You can actually play it with the long neck of a whiskey bottle. This is hard because if you hold the bottle your hand is pretty far from the strings. You really have to watch what you’re doing, or be able to feel the neck of the guitar as an extension of your own body. You can also sit the guitar in your lap like a baby and play it like a country or lap steel guitar. Another way to do it, is to slip a small prescription pill bottle over one’s finger and slide on the strings that way. Also there are professional sliders made of metal. Glass is the best, though with a little wax on the strings to make them slippery. In fact Clarence White’s famous string bender was a variance of this.

What you get is a more versatile guitar sound, a whine that you can draw out and slide from key to key. This comes from using the bottleneck like a bow on a violin; it’s a totally different sound then pucking with a pick or even fingerpicking. A bigger sound, like the sound of leaves in the wind.
If tuned right with the harmonica, it’s a poor man’s orchestra.
Especially when a voice like Gene’s is added. David Crosby has gone on record about a lot of things. He’s the kind of fellow where everything he says is a bit of a proclamation. One thing he said is that Gene Clark had the most purest pitch of any singer he’d ever heard. This is interesting because by modesty Gene preferred to sing with others and to collaborate when he could on songwriting. He was famous for giving song credit to anyone who helped him the least bit. See Doug Dilliard and Bernie Leadon.

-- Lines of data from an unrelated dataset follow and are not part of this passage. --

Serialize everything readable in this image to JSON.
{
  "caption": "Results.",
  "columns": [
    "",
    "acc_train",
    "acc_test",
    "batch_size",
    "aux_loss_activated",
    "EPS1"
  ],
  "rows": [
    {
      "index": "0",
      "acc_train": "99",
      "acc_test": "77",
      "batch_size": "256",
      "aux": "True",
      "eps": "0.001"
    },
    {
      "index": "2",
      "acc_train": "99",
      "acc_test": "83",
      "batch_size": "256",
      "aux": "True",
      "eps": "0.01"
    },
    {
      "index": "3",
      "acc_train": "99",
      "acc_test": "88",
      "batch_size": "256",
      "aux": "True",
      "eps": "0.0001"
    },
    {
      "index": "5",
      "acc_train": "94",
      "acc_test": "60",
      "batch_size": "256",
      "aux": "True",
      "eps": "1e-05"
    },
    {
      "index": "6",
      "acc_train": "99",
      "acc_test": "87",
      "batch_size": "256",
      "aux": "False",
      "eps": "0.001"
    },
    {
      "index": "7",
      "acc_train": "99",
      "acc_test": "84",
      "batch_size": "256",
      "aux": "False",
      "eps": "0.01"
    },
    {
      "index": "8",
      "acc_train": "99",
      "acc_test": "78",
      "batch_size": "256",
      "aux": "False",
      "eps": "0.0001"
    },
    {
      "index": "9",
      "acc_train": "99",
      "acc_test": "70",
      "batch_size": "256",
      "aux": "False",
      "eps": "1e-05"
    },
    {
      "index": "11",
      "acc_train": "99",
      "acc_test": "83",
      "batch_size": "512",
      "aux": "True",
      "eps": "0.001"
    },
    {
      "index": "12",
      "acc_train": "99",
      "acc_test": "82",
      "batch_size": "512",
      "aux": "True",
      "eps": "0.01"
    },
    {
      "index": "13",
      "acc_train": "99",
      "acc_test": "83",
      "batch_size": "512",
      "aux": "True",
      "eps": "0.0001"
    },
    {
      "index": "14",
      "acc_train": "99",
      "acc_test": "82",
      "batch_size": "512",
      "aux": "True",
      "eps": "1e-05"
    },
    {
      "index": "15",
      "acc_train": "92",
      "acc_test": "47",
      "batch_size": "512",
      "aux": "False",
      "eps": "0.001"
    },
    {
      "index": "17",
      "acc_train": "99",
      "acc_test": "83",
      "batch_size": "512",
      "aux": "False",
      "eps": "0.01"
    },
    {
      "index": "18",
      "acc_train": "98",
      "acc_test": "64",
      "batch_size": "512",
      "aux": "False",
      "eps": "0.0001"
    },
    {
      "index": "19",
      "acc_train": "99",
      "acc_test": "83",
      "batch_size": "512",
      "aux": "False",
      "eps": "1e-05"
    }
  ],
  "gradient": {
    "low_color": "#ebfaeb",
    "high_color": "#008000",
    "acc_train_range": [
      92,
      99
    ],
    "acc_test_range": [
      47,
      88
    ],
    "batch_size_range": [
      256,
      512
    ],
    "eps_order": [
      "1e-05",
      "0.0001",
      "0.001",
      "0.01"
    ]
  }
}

Tambourine Man: Gene Clark is co-published with the East of Bowery blog.